Caring for a senior with diabetes can be stressful, especially if you don’t have any experience with it. Diabetes is more widespread than you may think, and there are thousands of seniors struggling to live with diabetes. You or any companion care at home specialist should be aware of several things. Seniors living with diabetes must be much more careful than other seniors. Here are five things to remember when caring for your elderly loved one.
Diabetes Sometimes Has No Symptoms
Nearly one-third of diabetics are unaware that they have the condition. Type 2 diabetes often develops gradually, with many people having prediabetes for years before obtaining the diagnosis. When someone has diabetes, it is frequently asymptomatic until the blood sugar levels reach dangerously high. Many seniors who are aware of their disease may not monitor it as regularly as they should when the symptoms are modest. As a result, they may have considerably higher blood sugar levels than they think. Checking your loved one’s blood sugar regularly is critical to preventing diabetes from taking root and worsening.
There May Be Related Problems
Seniors are significantly more likely to suffer diabetic problems than young or middle-aged individuals. Their bodies are more susceptible to the devastation caused by diabetes or a combination of the two. This may be particularly difficult for your loved one, as diabetes problems appear to hit seniors more often, and seniors do not always recover as quickly as younger people.
Nutritional Guidelines Are Not as Drastic As You May Think
Diabetes meal plans have evolved significantly over the past several decades. The emphasis these days is on eating low carbs, since carbs convert to sugar in the blood. However, evidence suggests non-diabetics should also follow a low carb and low-sugar diet. According to studies, seniors are less likely to eat diabetes-friendly meals regularly. Still, they are at the greatest risk of problems if they do not. Fortunately, there are many dishes suitable for persons with and without diabetes. Therefore, having the illness does not mean your loved one’s diet must be bland or that you must create a specific dinner for him or her.
Problems and Complications Can be Reduced
Diabetes complications persist in seniors, often due to age. Therefore, doing all you can to reduce the severity of your loved one’s difficulties is critical. One thing to remember is that most persons with type 2 diabetes are overweight or obese and inactive. Caregivers may help your loved one set objectives, such as losing 10-15 pounds (if his or her doctor agrees) and doing 30 minutes of moderate daily activity, such as a brisk stroll. According to research, exercise and weight reduction may significantly decrease diabetes complications and the quantity of diabetes medication your loved one requires.

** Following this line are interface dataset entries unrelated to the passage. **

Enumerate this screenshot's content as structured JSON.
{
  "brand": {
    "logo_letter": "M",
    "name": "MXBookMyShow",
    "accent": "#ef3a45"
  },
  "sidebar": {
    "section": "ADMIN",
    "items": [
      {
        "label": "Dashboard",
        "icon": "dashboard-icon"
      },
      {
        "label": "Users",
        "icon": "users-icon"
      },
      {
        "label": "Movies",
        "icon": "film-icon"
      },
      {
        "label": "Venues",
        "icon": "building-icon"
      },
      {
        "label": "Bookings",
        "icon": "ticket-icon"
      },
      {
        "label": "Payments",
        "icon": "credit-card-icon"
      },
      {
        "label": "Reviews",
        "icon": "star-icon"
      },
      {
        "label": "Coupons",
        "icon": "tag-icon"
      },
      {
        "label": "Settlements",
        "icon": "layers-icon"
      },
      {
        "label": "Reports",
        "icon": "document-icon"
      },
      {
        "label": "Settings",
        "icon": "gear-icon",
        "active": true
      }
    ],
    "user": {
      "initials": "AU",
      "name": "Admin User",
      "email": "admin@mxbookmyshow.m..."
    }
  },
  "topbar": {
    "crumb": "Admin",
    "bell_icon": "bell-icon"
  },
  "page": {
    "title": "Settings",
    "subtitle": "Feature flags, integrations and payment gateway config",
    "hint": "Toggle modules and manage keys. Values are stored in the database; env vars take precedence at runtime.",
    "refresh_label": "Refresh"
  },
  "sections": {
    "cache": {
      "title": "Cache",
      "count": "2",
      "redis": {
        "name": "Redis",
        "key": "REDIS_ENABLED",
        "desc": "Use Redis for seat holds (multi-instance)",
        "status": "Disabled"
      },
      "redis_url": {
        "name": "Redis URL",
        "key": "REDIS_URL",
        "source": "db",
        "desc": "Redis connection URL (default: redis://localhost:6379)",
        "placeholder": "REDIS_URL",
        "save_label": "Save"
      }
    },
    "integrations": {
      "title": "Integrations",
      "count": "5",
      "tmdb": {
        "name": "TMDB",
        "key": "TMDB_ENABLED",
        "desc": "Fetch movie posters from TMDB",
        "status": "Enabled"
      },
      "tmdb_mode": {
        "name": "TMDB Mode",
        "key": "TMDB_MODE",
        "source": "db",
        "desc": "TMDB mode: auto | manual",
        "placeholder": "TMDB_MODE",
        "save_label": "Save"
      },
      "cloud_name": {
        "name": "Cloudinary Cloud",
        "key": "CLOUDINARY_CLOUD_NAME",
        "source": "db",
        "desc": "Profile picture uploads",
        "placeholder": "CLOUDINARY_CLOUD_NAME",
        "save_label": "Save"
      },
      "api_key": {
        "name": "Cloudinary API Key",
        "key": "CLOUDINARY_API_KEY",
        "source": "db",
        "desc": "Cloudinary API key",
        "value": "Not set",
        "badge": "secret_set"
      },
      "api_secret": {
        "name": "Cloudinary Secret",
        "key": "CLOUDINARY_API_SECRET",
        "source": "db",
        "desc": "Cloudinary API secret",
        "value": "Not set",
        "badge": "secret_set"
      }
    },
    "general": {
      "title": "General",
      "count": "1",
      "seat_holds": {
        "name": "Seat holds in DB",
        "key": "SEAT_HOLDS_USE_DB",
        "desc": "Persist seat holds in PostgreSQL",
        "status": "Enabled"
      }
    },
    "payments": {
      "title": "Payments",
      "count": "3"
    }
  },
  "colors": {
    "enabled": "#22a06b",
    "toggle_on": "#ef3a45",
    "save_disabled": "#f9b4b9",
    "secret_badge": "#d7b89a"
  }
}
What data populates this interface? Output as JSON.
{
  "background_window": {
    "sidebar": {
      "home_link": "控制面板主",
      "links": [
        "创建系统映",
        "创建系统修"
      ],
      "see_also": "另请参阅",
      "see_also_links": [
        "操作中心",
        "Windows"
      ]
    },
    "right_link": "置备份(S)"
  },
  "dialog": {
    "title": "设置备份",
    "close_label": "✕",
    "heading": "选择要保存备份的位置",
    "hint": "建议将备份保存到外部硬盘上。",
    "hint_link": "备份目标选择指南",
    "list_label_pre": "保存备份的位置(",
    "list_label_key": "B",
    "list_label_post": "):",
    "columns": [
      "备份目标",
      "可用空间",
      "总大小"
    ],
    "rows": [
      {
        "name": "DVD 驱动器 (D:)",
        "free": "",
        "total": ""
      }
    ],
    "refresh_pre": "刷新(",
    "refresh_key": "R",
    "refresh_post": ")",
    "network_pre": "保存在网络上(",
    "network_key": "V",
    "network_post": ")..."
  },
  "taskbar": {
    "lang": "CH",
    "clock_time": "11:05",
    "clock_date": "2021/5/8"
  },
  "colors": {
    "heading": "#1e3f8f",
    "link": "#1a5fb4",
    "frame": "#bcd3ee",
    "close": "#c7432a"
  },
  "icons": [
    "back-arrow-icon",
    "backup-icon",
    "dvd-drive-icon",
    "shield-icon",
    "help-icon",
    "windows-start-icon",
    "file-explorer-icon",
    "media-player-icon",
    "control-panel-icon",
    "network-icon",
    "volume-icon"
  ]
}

Your Senior May Develop Other Health Problems
Researchers are discovering striking links between diabetes in seniors and the development of other chronic illnesses common to their age group. Seniors with Diabetes, for example, are twice as likely as those without a history of diabetes to have heart disease. Taking proper care of your loved one requires looking out for other frequent age-related diseases and treating them as soon as they develop.
If you or an aging loved one are considering hiring Companion Care at Home in Bryn Mawr, PA, and the surrounding area, please contact the friendly staff at Suma Home Care. (484) 206-4544